The Christmas coat is on order and as soon as Sears reports its arrival, I will see if I can persuade the U.S. Post Office to ship it to you. Another box of baby things went to you last week. Today I have been busy in the attic looking through old clothes and with Jean and Aunt Betty’s contributions, getting packages to contribute to the clothes drive which is getting underway in this country to relieve the sufferings of the homeless and refugee populations of Europe and Asia. I have eight boxes of things so far and more to come. Some of them are pretty old and spotted and some moth-eaten, but I figure the people in charge will know which are good enough to send and the worst they can at least sell for old rags and realize some cash. Please tell Chiche I received her Christmas card and was very pleasantly surprised to get it. It was the only card from abroad that I received. And I especially enjoyed the message she sent me on it which Marian, with the help of Lad and a French dictionary, satisfactorily translated. I am ashamed to say I didn’t send a single Christmas card out this season. And please next time you see Mama Senechal, give her my best New Year’s greetings, even if they are a bit late, and a hearty handshake for Pere Senechal. Tell him after seeing his picture with Andre and Paulette, I like him better than ever. I wish I had a photo of Mme. Senechal , also. In fact give them both my very warmest regards and tell them there is one American who deeply respects and honors them for bringing their family through all the trying times of war in the way that they have.

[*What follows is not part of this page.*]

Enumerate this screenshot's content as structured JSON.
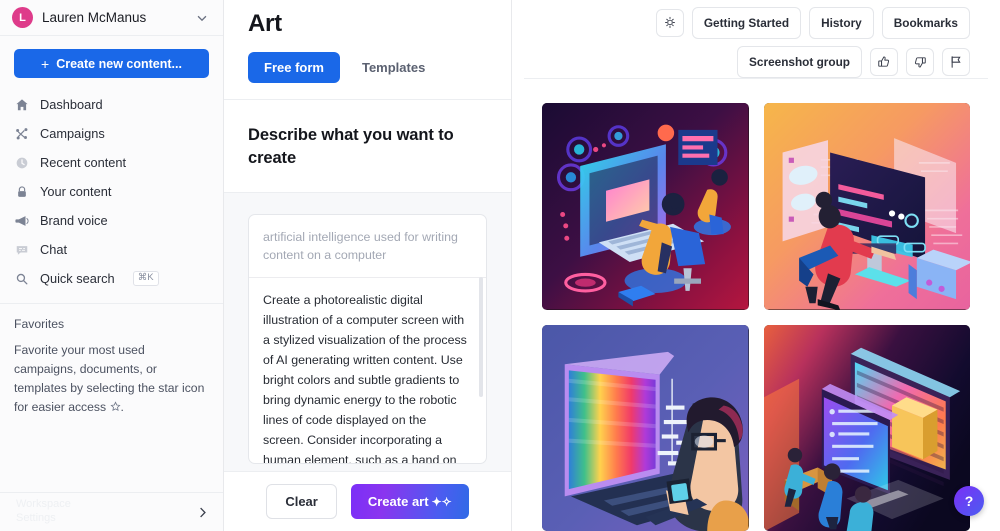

Have you had a chance, Dan, to talk to Paulette at all about the Island property and find out what her ideas are about the various topics I mentioned in my letter some time ago? When you have a chance I would like very much to get your slant on the thing in detail. If I go up there this summer I want to scout around and see what conditions are as to building, etc., and would like to have for this ideas from all of you on the thing so that I can be guided accordingly.
It is getting late, my fire has gone out, feet are getting cold, and I have a big day at the office tomorrow, so I don’t think I’ll bother to pad out the balance of this sheet, trying to think of more to say that you already know — the principle underlying theme of which always would be, “come home soon”, no matter what language it was written it. So, until that glad day when you, Paulette and young Jean-Pierre or feminine equivalent walk down the gangplank into the waiting arms of Grandpere Guion, au revoir, auf widersehn, toodle do, etc. There, I’ve come to the end of the paper anyway, I remain, DAD
Tomorrow, more Special Pictures. On Monday, I’ll begin posting letters written in 1942 and the beginning of the war and the Guion boys involvement.